Maybe it wasn't just a coincidence that Howard Kalleward was born the same year the Kalamazoo Community Foundation (KZCF) was established. In hindsight, it makes perfect sense.

It's been 33 years since he retired as executive director of KZCF, but the Wyndham resident at Heritage Community in Kalamazoo continued his community involvement. Today, he's a member of KZCF's Emeritus Council, is a trustee emeriti of the Irving S. Gilmore Foundation, and an emeritus member of the board of directors at the Kalamazoo Civic. He served as president of the Richard U. Light Foundation, as vice president of the Dorothy U. Dalton Foundation, and was active with the Kalamazoo Rotary Club and the Western Michigan University Foundation.

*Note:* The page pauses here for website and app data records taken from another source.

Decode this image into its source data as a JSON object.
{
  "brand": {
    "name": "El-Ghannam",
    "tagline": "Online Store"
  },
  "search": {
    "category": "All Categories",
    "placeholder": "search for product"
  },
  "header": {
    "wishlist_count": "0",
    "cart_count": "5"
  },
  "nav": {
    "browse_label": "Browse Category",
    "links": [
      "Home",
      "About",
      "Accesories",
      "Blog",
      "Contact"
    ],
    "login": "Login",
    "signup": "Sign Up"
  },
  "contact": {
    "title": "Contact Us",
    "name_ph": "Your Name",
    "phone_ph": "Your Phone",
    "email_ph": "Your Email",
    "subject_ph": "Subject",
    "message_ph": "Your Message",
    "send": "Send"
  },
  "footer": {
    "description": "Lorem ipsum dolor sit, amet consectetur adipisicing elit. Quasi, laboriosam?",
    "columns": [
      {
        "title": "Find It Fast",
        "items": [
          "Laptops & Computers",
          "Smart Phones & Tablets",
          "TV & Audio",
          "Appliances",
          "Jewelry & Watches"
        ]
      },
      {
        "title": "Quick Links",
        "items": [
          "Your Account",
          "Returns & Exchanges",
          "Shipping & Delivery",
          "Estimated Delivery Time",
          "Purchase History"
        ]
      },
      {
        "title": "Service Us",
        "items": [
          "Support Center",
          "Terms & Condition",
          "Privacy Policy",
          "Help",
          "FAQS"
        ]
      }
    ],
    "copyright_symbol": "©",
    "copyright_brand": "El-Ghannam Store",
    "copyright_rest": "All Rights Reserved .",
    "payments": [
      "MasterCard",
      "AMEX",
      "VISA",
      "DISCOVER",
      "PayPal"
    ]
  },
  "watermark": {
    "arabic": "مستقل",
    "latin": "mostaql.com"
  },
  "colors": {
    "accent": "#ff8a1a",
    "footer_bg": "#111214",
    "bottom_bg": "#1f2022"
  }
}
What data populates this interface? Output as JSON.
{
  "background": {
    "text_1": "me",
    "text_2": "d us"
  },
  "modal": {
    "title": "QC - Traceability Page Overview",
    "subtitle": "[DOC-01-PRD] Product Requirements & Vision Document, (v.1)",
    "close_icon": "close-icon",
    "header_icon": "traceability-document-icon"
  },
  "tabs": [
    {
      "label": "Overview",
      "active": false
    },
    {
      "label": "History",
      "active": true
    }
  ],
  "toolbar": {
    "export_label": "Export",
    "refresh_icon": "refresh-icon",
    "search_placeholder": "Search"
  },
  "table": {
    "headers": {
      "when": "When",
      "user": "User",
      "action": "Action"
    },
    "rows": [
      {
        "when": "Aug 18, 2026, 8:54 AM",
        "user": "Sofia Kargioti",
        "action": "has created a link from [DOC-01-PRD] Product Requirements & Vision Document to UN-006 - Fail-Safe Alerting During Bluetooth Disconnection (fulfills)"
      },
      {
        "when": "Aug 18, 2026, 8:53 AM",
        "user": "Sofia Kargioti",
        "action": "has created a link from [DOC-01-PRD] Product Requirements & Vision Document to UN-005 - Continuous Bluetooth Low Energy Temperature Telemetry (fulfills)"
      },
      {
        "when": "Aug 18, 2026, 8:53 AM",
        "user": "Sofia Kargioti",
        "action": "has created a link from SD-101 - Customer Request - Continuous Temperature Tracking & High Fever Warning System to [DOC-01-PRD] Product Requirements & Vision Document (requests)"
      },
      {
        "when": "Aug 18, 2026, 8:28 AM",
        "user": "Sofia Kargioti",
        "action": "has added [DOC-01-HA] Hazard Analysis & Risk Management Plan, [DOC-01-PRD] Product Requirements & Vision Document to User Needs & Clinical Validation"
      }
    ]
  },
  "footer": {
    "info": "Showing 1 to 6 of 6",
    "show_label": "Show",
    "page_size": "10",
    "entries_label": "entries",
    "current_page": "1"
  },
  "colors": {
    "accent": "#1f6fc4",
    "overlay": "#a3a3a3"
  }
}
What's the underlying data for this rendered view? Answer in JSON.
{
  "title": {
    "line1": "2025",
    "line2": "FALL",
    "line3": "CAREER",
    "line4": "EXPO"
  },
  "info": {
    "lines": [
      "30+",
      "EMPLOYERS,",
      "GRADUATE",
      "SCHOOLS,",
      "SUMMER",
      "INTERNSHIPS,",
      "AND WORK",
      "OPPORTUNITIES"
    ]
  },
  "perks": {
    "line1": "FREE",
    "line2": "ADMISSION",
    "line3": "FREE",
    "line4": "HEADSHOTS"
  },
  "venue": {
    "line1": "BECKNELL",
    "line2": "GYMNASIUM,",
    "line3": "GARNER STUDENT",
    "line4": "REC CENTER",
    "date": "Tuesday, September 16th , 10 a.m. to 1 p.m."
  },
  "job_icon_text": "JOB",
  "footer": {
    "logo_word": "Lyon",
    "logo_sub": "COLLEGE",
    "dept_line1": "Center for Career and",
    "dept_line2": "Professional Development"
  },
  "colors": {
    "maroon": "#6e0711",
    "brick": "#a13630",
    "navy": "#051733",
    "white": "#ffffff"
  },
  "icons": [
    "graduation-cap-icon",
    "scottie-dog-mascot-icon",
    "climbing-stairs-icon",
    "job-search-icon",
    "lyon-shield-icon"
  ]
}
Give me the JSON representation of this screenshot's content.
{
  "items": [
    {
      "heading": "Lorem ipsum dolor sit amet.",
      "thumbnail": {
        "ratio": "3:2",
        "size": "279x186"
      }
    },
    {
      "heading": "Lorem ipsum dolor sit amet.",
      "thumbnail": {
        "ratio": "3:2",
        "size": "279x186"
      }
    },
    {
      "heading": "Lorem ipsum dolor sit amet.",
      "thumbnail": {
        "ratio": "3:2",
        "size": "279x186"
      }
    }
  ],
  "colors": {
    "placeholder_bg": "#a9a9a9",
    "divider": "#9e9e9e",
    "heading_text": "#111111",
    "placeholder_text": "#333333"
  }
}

Following his retirement, Howard received the Award of Merit for Outstanding Leadership by the Association of Fundraising Professionals and continued his hobbies of golf and woodworking. Since moving to Wyndham, he has enjoyed keeping up with friends and family, watching golf and football on television, reading, and enjoying senior activities.

"Howard is a community treasure," says Barbara James, former KZCF board chair and current chair of our Emeritus Council. "His knowledge of the formative years of the Community Foundation makes him a valuable resource. His concept of our foundation’s history and our county’s history allows him to be an insightful advisor."

According to KZCF President/CEO Carrie Pickett-Erway, who joined KZCF 12 years after Howard's retirement, "Howard is a true statesman and reflects the values of integrity. His leadership in the early days gave donors confidence that KZCF would do the right thing and would be here forever. That solid foundation was essential for our continued growth."

Howard was born in Kalamazoo, graduated from Kalamazoo Central High School and served in the Army Air Corps during World War II. The 20-year-old veteran attended Parsons Business School and University of Toledo before joining The Upjohn Company in 1948. For 19 years, he held a variety of administrative and then executive positions, working his way up in the Insurance Department and then with the Legal Division. His duties included his first taste of philanthropy, being responsible for product donations.

During its first three decades, the KZCF board of trustees were assisted by a part-time administrator, with the title of secretary. Since KZCF was established by the Chamber of Commerce, its general manager, Earl Weber, held that post as an additional duty. As KZCF grew, trustees began meeting at The Upjohn Company, and when Weber retired Upjohn executive Harold Allen, took over as secretary, initially part-time and then full-time. In 1965, the company asked Howard to become Allen's assistant and two years later, Howard took over as full-time secretary (the title later changing to executive director). Like Allen, Howard performed his foundation duties as an Upjohn employee.

For 20 years in that position, Howard increased relationships with donors and nonprofits. Highlights of his tenure included moving KZCF from Upjohn to the Industrial State Bank Building downtown Kalamazoo (now the Comerica Building) in 1973, assisting with the establishment of the Council of Michigan Foundations, and mentoring his successor, Jack Hopkins. Like Howard, Jack (then president of Nazareth College), came aboard as an assistant before becoming executive director in 1987 (with the title later changing to president/CEO).

When Howard retired, with a total of 39 years at Upjohn, Board President Bill Lawrence read a resolution passed by the trustees praising Howard's service to KZCF, "for "fostering its image, maintaining its status, and reflecting its mission at all times...with great dedication [and for] his role as spokesperson, convener, facilitator and grantmaker on behalf of and with concern for the well-being" of Kalamazoo County. Trustees also honored him with a fund established in his honor, the Howard D. Kalleward Operational Fund.

In an interview with the Kalamazoo Gazette, Howard said working with a wide variety of people in the community, matching needs with resources, inspired him throughout his two decades at KZCF.

Howard and his wife Jane -- with a career as a medical secretary, who passed two years ago -- were married for 70 years and their family includes two children, four grandchildren and two great-grandchildren. A recent visitor to Wyndham told Howard, upon meeting him in the lobby, that he recognized him from his photo as executive director of the Community Foundation.

As it turns out, there are more similarities between KZCF and Howard than just age. A recent description of Howard – "service to others, integrity and honesty, and a genuine care for and support of others" – aligns with the aspirations of KZCF as we break down barriers to make Kalamazoo County the most equitable place to live.